Sound in air is a pressure wave, advancing in the same direction as the force it produces. Light is altogether different, a "transverse wave" with effects in the directions perpendicular to its advancing front--like a sideways jiggling of a bowl of jelly pudding, or certain types of earthquake waves. Ordinary light vibrates in all directions, but certain crystals (known to Faraday) can separate vibrations into components polarized in two directions, perpendicular to the advance of light and to each other. The human eye can barely detect any difference, but Polaroid eyeglasses with crystals embedded in mutually perpendicular directions can separate two differently polarized images, and thus give us 3-D film images. Faraday also knew that light reflection from transparent surfaces (but not from ordinary mirrors with thin metal coating!) depended on the polarization of its components (in reference to the direction of the source), and that the blue color of the sky, from scattered sunlight, also had a preferred polarization, depending on the location of the Sun.
Polarized waves are somewhat like waves propagating on a long rope when one end is vigorously shaken. Shake the end up and down, and the waves are all in a vertical plane. Shake it sideways, and the waves are horizontal. And when the shaking is in random directions, so are the waves, though a vertical slit (like a polarizing crystal) will only allow vertical waves to pass, and a horizontal slit, only horizontal ones.
Faraday wondered if magnetic field lines filling space could oscillate like such ropes, and whether light, with its polarizations, consists of such oscillations. In April 1846 he gave an impromptu lecture Thoughts on Ray Vibrations on his speculations. In his report on the lecture, he wrote:
This beginning of the electromagnetic theory of light occurred in somewhat unusual circumstances. Faraday was schedule dto introduce a Friday lecture at the Royal Institution by Charles Wheatstone, remembered nowadays for his "Wheatstone bridge" for measuring electrical resistance (his talk however was on a timing device). Wheatstone came to the lecture hall, but developed an anxiety and left again before the talk began (allegedly, since the it has been customary at the Royal Institution to lock speakers in a room half an hour before the presentation).
With and audience but no speaker, Faraday gave the talk (he knew the subject), but with a lot of free time left at the end, added a talk about his own ideas. A hesitant speculation, not a polished talk, but that is what brand-new scientific ideas often look like. Once you know the answer, it may look deceptively simple and obvious; Faraday recaptures the uncertain mix of guess and hypothesis which precedes knowledge. He himself ended his report with these words:

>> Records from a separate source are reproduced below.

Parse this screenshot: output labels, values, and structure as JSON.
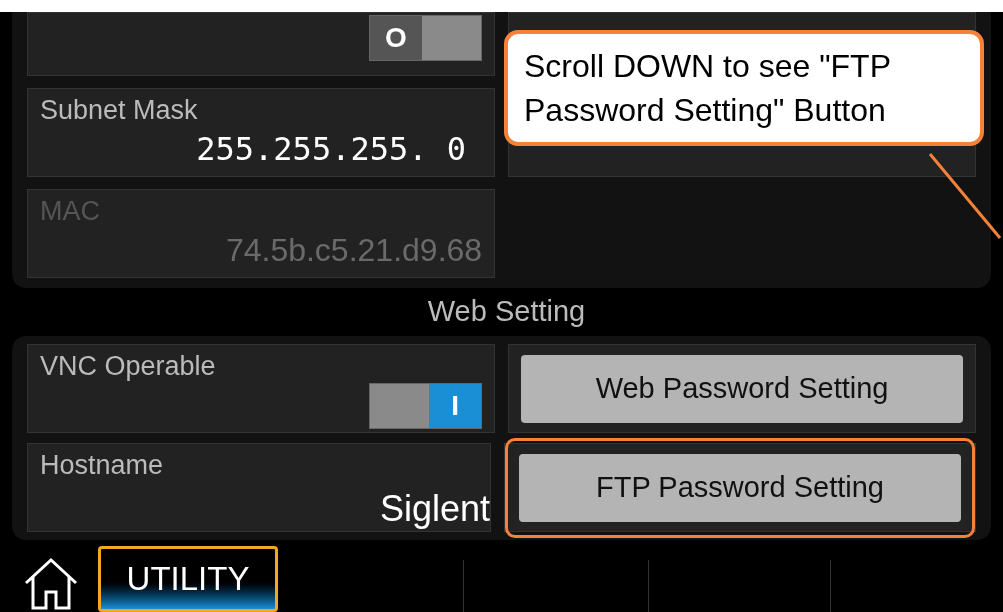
{
  "network": {
    "rows": [
      {
        "cells": [
          {
            "kind": "toggle",
            "on": false,
            "glyph": "O"
          },
          {
            "kind": "blank"
          }
        ]
      },
      {
        "cells": [
          {
            "kind": "value",
            "label": "Subnet Mask",
            "value": "255.255.255. 0",
            "disabled": false
          },
          {
            "kind": "blank"
          }
        ]
      },
      {
        "cells": [
          {
            "kind": "value",
            "label": "MAC",
            "value": "74.5b.c5.21.d9.68",
            "disabled": true
          },
          {
            "kind": "none"
          }
        ]
      }
    ]
  },
  "web": {
    "title": "Web Setting",
    "rows": [
      {
        "cells": [
          {
            "kind": "toggle",
            "label": "VNC Operable",
            "on": true,
            "glyph": "I"
          },
          {
            "kind": "button",
            "label": "Web Password Setting",
            "highlighted": false
          }
        ]
      },
      {
        "cells": [
          {
            "kind": "text",
            "label": "Hostname",
            "value": "Siglent"
          },
          {
            "kind": "button",
            "label": "FTP Password Setting",
            "highlighted": true
          }
        ]
      }
    ]
  },
  "callout": {
    "text": "Scroll DOWN to see \"FTP Password Setting\" Button"
  },
  "bottom_bar": {
    "tabs": [
      {
        "label": "UTILITY",
        "selected": true
      }
    ]
  }
}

But a key ingredient was still missing: because of magnetic induction, (discussed in what follows) there also existed an oscillating electric field--a possibility of sensing an electric force in the region where the wave is spreading.
The complete idea of an "electromagnetic wave" propagating in what is otherwise empty space was later correctly worked out by James Clerk Maxwell, and it fit all known properties of light; the velocity of propagation was a natural consequence of the two basic laws, cited above. And we no longer claim that the waves propagate in some "aether" filling space, because that would be a most unusual substance, one whose motion was unobservable. We just call the environment of propagation "space"--sometimes "space-time", or simply "the vacuum."
Next Stop: E22. Electromagnetic Fields|
Author and Curator: Dr. David P. Stern